Posted by AnneM on June 03, 1997 at 21:03:56:
In reply to Re: The Short List & Donna posted by Ann on May 30, 1997 at 16:06:38
] In her own house with her own children, she would have power, which is something she is completely lacking growing up at Mansfield.
While I'm sure none of us has felt as powerless as Fanny, I have been in work situations, where I thought I was between a rock and a hard place. It left me powerless to act as I really wanted to. In one situation I simply quit, and not wanting to "burn bridges" shook the jerk's hand and lied about why I was leaving!!! I never felt good about myself for not telling the truth, but I now find he his dying of cancer. Now I think I did the right thing. (Nothing would have changed if I had said anything.)
Having said that: Even if Fanny had stood up to aunt Norris nothing would have changed. In fact she might have been shipped back home. So standing up would have served no purpose. (Children were seen and not heard) The best part of the novel for me is when she shows her backbone and does not marry Crawford. But isn't that a modern view?
Which brings me to this: Are these characters drawn to expose what was wretched in society?
Miss Austen accepted an offer from a wealthy man, only to turn him down the next morning...I wonder if her suitor resembled Mr Rushworth?
So what do you think?

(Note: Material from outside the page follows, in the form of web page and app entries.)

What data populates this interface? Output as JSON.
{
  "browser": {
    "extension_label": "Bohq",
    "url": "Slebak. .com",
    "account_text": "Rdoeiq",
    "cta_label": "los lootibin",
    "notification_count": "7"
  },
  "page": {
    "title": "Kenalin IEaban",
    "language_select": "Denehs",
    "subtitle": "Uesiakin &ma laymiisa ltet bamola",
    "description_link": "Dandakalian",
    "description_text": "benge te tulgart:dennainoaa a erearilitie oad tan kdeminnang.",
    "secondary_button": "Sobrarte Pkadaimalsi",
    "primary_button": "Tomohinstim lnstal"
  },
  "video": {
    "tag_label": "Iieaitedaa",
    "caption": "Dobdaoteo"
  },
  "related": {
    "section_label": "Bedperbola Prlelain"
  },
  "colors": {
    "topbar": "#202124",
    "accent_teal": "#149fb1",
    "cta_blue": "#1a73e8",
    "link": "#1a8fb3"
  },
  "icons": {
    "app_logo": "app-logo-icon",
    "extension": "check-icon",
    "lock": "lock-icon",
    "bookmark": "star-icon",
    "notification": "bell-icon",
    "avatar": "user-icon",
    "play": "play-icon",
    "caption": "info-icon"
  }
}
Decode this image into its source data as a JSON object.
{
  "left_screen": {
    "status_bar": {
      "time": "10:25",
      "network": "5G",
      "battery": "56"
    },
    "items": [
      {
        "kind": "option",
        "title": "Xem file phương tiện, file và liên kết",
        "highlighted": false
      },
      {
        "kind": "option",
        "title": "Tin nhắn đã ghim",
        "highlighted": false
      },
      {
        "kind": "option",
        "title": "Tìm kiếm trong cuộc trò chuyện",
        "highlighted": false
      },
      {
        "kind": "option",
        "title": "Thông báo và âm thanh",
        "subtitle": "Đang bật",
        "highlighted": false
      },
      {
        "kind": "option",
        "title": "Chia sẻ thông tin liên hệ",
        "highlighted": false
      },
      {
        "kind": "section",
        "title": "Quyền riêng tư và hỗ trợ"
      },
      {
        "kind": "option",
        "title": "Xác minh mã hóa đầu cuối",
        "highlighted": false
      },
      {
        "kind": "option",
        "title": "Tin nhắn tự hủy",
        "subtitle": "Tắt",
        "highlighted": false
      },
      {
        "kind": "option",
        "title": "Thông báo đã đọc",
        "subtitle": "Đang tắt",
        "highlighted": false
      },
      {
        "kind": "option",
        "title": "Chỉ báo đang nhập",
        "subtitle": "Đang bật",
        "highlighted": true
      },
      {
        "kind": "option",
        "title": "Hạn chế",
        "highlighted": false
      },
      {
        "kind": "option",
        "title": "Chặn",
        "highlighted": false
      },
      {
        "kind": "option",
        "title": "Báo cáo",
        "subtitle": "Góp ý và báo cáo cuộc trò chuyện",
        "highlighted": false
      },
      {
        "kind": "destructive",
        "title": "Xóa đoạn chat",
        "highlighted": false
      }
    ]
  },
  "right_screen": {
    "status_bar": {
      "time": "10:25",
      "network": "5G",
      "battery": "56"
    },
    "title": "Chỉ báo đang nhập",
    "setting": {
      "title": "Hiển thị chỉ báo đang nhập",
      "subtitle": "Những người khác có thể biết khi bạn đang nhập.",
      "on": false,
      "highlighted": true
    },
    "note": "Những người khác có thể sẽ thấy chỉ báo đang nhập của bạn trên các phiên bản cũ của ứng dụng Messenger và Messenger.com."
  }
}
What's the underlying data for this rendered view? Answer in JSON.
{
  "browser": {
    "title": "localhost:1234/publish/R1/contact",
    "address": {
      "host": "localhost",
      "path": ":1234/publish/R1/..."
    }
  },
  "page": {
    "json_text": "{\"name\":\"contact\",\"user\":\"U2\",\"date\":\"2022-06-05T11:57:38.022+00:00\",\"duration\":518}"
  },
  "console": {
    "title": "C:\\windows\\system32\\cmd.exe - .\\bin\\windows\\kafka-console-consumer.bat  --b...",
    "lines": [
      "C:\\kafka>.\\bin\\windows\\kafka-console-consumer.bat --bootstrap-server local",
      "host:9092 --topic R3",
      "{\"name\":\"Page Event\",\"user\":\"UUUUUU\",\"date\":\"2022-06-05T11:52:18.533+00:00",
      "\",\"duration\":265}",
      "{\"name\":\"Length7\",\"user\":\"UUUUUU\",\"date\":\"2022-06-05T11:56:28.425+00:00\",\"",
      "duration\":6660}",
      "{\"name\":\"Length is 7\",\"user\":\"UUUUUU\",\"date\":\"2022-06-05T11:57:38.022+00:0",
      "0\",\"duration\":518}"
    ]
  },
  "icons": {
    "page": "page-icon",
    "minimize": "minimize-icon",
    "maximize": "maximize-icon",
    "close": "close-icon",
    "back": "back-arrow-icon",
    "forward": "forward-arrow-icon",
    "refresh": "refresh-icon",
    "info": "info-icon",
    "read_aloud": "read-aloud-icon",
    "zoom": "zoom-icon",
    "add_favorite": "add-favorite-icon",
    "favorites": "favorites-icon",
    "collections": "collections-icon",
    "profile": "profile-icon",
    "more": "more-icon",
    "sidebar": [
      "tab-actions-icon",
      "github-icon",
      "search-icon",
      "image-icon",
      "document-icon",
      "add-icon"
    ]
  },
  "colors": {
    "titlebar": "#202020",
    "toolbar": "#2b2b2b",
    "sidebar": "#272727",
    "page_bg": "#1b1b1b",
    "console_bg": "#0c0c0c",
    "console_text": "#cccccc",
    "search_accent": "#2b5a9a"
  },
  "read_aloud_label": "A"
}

Posting followups to old messages is disabled; instead go to the main index and post a new message which mentions this one.